* **INSTRUCTIONS FOR THE TASK**:
Every line below is to be quoted exactly, with nothing added or dropped.

Dataset excerpts

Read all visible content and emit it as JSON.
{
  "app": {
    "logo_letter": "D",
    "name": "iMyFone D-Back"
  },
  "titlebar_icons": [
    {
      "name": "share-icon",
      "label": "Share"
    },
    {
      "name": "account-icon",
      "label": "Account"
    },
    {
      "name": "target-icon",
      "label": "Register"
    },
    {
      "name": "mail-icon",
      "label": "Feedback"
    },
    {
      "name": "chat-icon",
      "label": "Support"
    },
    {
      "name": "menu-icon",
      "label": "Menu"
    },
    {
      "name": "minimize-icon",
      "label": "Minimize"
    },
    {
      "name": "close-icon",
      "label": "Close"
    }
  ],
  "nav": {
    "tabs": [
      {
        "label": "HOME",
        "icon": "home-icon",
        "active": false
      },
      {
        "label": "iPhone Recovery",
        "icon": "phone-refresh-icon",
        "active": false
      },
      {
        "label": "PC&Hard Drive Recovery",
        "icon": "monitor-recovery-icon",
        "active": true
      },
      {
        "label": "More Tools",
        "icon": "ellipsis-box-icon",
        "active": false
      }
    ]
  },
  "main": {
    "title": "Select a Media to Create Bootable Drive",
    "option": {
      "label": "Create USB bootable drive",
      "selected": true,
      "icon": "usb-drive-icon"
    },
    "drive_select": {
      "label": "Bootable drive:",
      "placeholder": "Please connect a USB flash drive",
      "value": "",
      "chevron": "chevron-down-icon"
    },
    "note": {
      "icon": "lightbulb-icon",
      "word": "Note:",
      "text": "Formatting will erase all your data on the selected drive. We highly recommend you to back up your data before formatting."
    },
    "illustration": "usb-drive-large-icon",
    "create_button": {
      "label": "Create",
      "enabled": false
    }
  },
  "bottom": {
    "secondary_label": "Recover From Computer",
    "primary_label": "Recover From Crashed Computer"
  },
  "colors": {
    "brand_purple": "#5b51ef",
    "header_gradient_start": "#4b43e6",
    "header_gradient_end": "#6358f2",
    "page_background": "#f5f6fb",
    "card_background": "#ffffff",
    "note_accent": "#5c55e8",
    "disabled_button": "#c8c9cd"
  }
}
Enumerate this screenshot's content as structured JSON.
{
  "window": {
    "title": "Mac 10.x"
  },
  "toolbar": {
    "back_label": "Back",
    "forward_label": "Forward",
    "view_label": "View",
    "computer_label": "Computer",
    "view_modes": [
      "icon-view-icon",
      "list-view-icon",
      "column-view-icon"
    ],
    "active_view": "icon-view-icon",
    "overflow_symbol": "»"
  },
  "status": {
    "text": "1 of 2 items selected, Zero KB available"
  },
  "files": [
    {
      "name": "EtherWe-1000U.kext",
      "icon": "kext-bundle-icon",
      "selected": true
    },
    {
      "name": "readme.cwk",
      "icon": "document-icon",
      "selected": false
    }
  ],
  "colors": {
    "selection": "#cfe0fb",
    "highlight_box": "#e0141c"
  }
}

* **FINAL ANSWER**:
Read all visible content and emit it as JSON.
{
  "app": {
    "logo_letter": "D",
    "name": "iMyFone D-Back"
  },
  "titlebar_icons": [
    {
      "name": "share-icon",
      "label": "Share"
    },
    {
      "name": "account-icon",
      "label": "Account"
    },
    {
      "name": "target-icon",
      "label": "Register"
    },
    {
      "name": "mail-icon",
      "label": "Feedback"
    },
    {
      "name": "chat-icon",
      "label": "Support"
    },
    {
      "name": "menu-icon",
      "label": "Menu"
    },
    {
      "name": "minimize-icon",
      "label": "Minimize"
    },
    {
      "name": "close-icon",
      "label": "Close"
    }
  ],
  "nav": {
    "tabs": [
      {
        "label": "HOME",
        "icon": "home-icon",
        "active": false
      },
      {
        "label": "iPhone Recovery",
        "icon": "phone-refresh-icon",
        "active": false
      },
      {
        "label": "PC&Hard Drive Recovery",
        "icon": "monitor-recovery-icon",
        "active": true
      },
      {
        "label": "More Tools",
        "icon": "ellipsis-box-icon",
        "active": false
      }
    ]
  },
  "main": {
    "title": "Select a Media to Create Bootable Drive",
    "option": {
      "label": "Create USB bootable drive",
      "selected": true,
      "icon": "usb-drive-icon"
    },
    "drive_select": {
      "label": "Bootable drive:",
      "placeholder": "Please connect a USB flash drive",
      "value": "",
      "chevron": "chevron-down-icon"
    },
    "note": {
      "icon": "lightbulb-icon",
      "word": "Note:",
      "text": "Formatting will erase all your data on the selected drive. We highly recommend you to back up your data before formatting."
    },
    "illustration": "usb-drive-large-icon",
    "create_button": {
      "label": "Create",
      "enabled": false
    }
  },
  "bottom": {
    "secondary_label": "Recover From Computer",
    "primary_label": "Recover From Crashed Computer"
  },
  "colors": {
    "brand_purple": "#5b51ef",
    "header_gradient_start": "#4b43e6",
    "header_gradient_end": "#6358f2",
    "page_background": "#f5f6fb",
    "card_background": "#ffffff",
    "note_accent": "#5c55e8",
    "disabled_button": "#c8c9cd"
  }
}
Enumerate this screenshot's content as structured JSON.
{
  "window": {
    "title": "Mac 10.x"
  },
  "toolbar": {
    "back_label": "Back",
    "forward_label": "Forward",
    "view_label": "View",
    "computer_label": "Computer",
    "view_modes": [
      "icon-view-icon",
      "list-view-icon",
      "column-view-icon"
    ],
    "active_view": "icon-view-icon",
    "overflow_symbol": "»"
  },
  "status": {
    "text": "1 of 2 items selected, Zero KB available"
  },
  "files": [
    {
      "name": "EtherWe-1000U.kext",
      "icon": "kext-bundle-icon",
      "selected": true
    },
    {
      "name": "readme.cwk",
      "icon": "document-icon",
      "selected": false
    }
  ],
  "colors": {
    "selection": "#cfe0fb",
    "highlight_box": "#e0141c"
  }
}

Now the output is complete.